(Web page and app entries)
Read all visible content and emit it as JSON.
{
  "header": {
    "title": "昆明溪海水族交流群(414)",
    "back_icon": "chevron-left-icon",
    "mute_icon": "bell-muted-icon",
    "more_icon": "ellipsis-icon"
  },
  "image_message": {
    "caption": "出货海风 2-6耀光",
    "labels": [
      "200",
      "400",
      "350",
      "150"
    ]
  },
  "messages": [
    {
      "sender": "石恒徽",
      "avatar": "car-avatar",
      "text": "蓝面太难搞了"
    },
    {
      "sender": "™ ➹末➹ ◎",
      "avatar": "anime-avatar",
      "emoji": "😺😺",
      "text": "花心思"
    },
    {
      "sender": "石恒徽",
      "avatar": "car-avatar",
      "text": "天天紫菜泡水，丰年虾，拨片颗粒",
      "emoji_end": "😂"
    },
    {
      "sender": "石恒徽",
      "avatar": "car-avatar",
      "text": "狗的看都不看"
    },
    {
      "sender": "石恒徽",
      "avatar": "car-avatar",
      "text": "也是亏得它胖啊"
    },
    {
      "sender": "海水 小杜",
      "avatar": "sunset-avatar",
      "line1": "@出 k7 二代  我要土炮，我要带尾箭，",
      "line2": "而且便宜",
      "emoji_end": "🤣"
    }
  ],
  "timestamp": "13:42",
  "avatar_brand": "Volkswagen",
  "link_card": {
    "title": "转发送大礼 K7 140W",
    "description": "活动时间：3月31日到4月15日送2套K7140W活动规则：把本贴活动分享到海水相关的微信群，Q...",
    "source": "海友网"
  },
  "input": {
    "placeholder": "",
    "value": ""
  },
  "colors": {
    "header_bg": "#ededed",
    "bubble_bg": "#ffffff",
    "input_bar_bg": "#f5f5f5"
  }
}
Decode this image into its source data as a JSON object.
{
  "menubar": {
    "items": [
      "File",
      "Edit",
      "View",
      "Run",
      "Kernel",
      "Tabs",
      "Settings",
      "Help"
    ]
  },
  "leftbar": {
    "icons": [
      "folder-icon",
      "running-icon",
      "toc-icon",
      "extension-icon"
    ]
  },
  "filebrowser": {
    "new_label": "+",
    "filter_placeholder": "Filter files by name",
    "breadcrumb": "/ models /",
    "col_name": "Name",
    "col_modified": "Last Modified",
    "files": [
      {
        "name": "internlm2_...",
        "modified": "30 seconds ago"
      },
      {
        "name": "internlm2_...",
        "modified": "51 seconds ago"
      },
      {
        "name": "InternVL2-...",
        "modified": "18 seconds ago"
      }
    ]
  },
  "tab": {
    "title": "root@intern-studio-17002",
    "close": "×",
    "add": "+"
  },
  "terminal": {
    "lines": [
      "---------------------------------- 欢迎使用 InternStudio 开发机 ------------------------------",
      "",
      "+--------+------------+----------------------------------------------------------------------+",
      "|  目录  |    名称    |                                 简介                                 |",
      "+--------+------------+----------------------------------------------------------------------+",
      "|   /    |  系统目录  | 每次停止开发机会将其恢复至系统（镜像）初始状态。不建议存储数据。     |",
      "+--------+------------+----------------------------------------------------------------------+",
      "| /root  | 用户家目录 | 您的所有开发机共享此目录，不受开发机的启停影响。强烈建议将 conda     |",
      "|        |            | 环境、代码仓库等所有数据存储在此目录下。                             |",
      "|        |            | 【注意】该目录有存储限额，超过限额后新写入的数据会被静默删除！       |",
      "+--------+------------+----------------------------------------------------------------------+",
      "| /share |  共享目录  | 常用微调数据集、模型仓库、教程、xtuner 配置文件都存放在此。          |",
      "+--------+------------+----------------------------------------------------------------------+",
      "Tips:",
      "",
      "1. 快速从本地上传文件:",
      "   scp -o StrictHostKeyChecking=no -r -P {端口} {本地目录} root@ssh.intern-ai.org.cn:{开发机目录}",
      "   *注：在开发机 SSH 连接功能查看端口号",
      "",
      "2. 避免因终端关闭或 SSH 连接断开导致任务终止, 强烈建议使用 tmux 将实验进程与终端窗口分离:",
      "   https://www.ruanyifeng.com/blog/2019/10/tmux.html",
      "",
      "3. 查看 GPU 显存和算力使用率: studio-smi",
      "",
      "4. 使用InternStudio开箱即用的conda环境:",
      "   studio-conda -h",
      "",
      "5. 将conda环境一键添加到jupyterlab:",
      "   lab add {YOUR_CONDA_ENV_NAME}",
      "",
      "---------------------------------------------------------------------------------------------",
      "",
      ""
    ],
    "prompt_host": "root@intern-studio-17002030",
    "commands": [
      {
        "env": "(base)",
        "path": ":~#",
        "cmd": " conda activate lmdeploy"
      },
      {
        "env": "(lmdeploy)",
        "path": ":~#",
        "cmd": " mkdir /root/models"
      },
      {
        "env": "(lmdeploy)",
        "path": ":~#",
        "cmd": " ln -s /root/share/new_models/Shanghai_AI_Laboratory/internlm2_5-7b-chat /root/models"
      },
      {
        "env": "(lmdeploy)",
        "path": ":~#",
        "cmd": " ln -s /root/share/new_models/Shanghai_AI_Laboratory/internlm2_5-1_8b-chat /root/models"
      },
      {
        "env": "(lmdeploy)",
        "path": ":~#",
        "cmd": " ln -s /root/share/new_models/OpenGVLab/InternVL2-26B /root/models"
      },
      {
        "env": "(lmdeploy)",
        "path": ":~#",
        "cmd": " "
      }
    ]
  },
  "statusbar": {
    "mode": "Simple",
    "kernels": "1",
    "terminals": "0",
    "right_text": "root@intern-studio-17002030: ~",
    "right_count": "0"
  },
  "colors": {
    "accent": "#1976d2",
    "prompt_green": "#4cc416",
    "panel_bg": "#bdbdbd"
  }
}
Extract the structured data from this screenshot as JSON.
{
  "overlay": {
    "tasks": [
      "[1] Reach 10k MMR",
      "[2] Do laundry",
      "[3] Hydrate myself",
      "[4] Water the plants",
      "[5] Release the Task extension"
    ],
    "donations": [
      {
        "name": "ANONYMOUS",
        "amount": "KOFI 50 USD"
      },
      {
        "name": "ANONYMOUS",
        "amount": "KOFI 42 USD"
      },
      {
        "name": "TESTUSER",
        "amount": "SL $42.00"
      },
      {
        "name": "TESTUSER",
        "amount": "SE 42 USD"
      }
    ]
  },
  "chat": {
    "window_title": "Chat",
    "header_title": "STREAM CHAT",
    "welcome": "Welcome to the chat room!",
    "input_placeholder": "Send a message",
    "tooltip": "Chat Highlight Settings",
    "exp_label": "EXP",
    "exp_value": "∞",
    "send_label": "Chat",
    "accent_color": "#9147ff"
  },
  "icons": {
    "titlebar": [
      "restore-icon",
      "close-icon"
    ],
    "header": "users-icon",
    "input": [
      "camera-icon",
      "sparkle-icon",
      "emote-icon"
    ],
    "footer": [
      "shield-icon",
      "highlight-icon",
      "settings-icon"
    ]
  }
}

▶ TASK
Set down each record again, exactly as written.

▶ SOLUTION FOR THIS TASK
Read all visible content and emit it as JSON.
{
  "header": {
    "title": "昆明溪海水族交流群(414)",
    "back_icon": "chevron-left-icon",
    "mute_icon": "bell-muted-icon",
    "more_icon": "ellipsis-icon"
  },
  "image_message": {
    "caption": "出货海风 2-6耀光",
    "labels": [
      "200",
      "400",
      "350",
      "150"
    ]
  },
  "messages": [
    {
      "sender": "石恒徽",
      "avatar": "car-avatar",
      "text": "蓝面太难搞了"
    },
    {
      "sender": "™ ➹末➹ ◎",
      "avatar": "anime-avatar",
      "emoji": "😺😺",
      "text": "花心思"
    },
    {
      "sender": "石恒徽",
      "avatar": "car-avatar",
      "text": "天天紫菜泡水，丰年虾，拨片颗粒",
      "emoji_end": "😂"
    },
    {
      "sender": "石恒徽",
      "avatar": "car-avatar",
      "text": "狗的看都不看"
    },
    {
      "sender": "石恒徽",
      "avatar": "car-avatar",
      "text": "也是亏得它胖啊"
    },
    {
      "sender": "海水 小杜",
      "avatar": "sunset-avatar",
      "line1": "@出 k7 二代  我要土炮，我要带尾箭，",
      "line2": "而且便宜",
      "emoji_end": "🤣"
    }
  ],
  "timestamp": "13:42",
  "avatar_brand": "Volkswagen",
  "link_card": {
    "title": "转发送大礼 K7 140W",
    "description": "活动时间：3月31日到4月15日送2套K7140W活动规则：把本贴活动分享到海水相关的微信群，Q...",
    "source": "海友网"
  },
  "input": {
    "placeholder": "",
    "value": ""
  },
  "colors": {
    "header_bg": "#ededed",
    "bubble_bg": "#ffffff",
    "input_bar_bg": "#f5f5f5"
  }
}
Decode this image into its source data as a JSON object.
{
  "menubar": {
    "items": [
      "File",
      "Edit",
      "View",
      "Run",
      "Kernel",
      "Tabs",
      "Settings",
      "Help"
    ]
  },
  "leftbar": {
    "icons": [
      "folder-icon",
      "running-icon",
      "toc-icon",
      "extension-icon"
    ]
  },
  "filebrowser": {
    "new_label": "+",
    "filter_placeholder": "Filter files by name",
    "breadcrumb": "/ models /",
    "col_name": "Name",
    "col_modified": "Last Modified",
    "files": [
      {
        "name": "internlm2_...",
        "modified": "30 seconds ago"
      },
      {
        "name": "internlm2_...",
        "modified": "51 seconds ago"
      },
      {
        "name": "InternVL2-...",
        "modified": "18 seconds ago"
      }
    ]
  },
  "tab": {
    "title": "root@intern-studio-17002",
    "close": "×",
    "add": "+"
  },
  "terminal": {
    "lines": [
      "---------------------------------- 欢迎使用 InternStudio 开发机 ------------------------------",
      "",
      "+--------+------------+----------------------------------------------------------------------+",
      "|  目录  |    名称    |                                 简介                                 |",
      "+--------+------------+----------------------------------------------------------------------+",
      "|   /    |  系统目录  | 每次停止开发机会将其恢复至系统（镜像）初始状态。不建议存储数据。     |",
      "+--------+------------+----------------------------------------------------------------------+",
      "| /root  | 用户家目录 | 您的所有开发机共享此目录，不受开发机的启停影响。强烈建议将 conda     |",
      "|        |            | 环境、代码仓库等所有数据存储在此目录下。                             |",
      "|        |            | 【注意】该目录有存储限额，超过限额后新写入的数据会被静默删除！       |",
      "+--------+------------+----------------------------------------------------------------------+",
      "| /share |  共享目录  | 常用微调数据集、模型仓库、教程、xtuner 配置文件都存放在此。          |",
      "+--------+------------+----------------------------------------------------------------------+",
      "Tips:",
      "",
      "1. 快速从本地上传文件:",
      "   scp -o StrictHostKeyChecking=no -r -P {端口} {本地目录} root@ssh.intern-ai.org.cn:{开发机目录}",
      "   *注：在开发机 SSH 连接功能查看端口号",
      "",
      "2. 避免因终端关闭或 SSH 连接断开导致任务终止, 强烈建议使用 tmux 将实验进程与终端窗口分离:",
      "   https://www.ruanyifeng.com/blog/2019/10/tmux.html",
      "",
      "3. 查看 GPU 显存和算力使用率: studio-smi",
      "",
      "4. 使用InternStudio开箱即用的conda环境:",
      "   studio-conda -h",
      "",
      "5. 将conda环境一键添加到jupyterlab:",
      "   lab add {YOUR_CONDA_ENV_NAME}",
      "",
      "---------------------------------------------------------------------------------------------",
      "",
      ""
    ],
    "prompt_host": "root@intern-studio-17002030",
    "commands": [
      {
        "env": "(base)",
        "path": ":~#",
        "cmd": " conda activate lmdeploy"
      },
      {
        "env": "(lmdeploy)",
        "path": ":~#",
        "cmd": " mkdir /root/models"
      },
      {
        "env": "(lmdeploy)",
        "path": ":~#",
        "cmd": " ln -s /root/share/new_models/Shanghai_AI_Laboratory/internlm2_5-7b-chat /root/models"
      },
      {
        "env": "(lmdeploy)",
        "path": ":~#",
        "cmd": " ln -s /root/share/new_models/Shanghai_AI_Laboratory/internlm2_5-1_8b-chat /root/models"
      },
      {
        "env": "(lmdeploy)",
        "path": ":~#",
        "cmd": " ln -s /root/share/new_models/OpenGVLab/InternVL2-26B /root/models"
      },
      {
        "env": "(lmdeploy)",
        "path": ":~#",
        "cmd": " "
      }
    ]
  },
  "statusbar": {
    "mode": "Simple",
    "kernels": "1",
    "terminals": "0",
    "right_text": "root@intern-studio-17002030: ~",
    "right_count": "0"
  },
  "colors": {
    "accent": "#1976d2",
    "prompt_green": "#4cc416",
    "panel_bg": "#bdbdbd"
  }
}
Extract the structured data from this screenshot as JSON.
{
  "overlay": {
    "tasks": [
      "[1] Reach 10k MMR",
      "[2] Do laundry",
      "[3] Hydrate myself",
      "[4] Water the plants",
      "[5] Release the Task extension"
    ],
    "donations": [
      {
        "name": "ANONYMOUS",
        "amount": "KOFI 50 USD"
      },
      {
        "name": "ANONYMOUS",
        "amount": "KOFI 42 USD"
      },
      {
        "name": "TESTUSER",
        "amount": "SL $42.00"
      },
      {
        "name": "TESTUSER",
        "amount": "SE 42 USD"
      }
    ]
  },
  "chat": {
    "window_title": "Chat",
    "header_title": "STREAM CHAT",
    "welcome": "Welcome to the chat room!",
    "input_placeholder": "Send a message",
    "tooltip": "Chat Highlight Settings",
    "exp_label": "EXP",
    "exp_value": "∞",
    "send_label": "Chat",
    "accent_color": "#9147ff"
  },
  "icons": {
    "titlebar": [
      "restore-icon",
      "close-icon"
    ],
    "header": "users-icon",
    "input": [
      "camera-icon",
      "sparkle-icon",
      "emote-icon"
    ],
    "footer": [
      "shield-icon",
      "highlight-icon",
      "settings-icon"
    ]
  }
}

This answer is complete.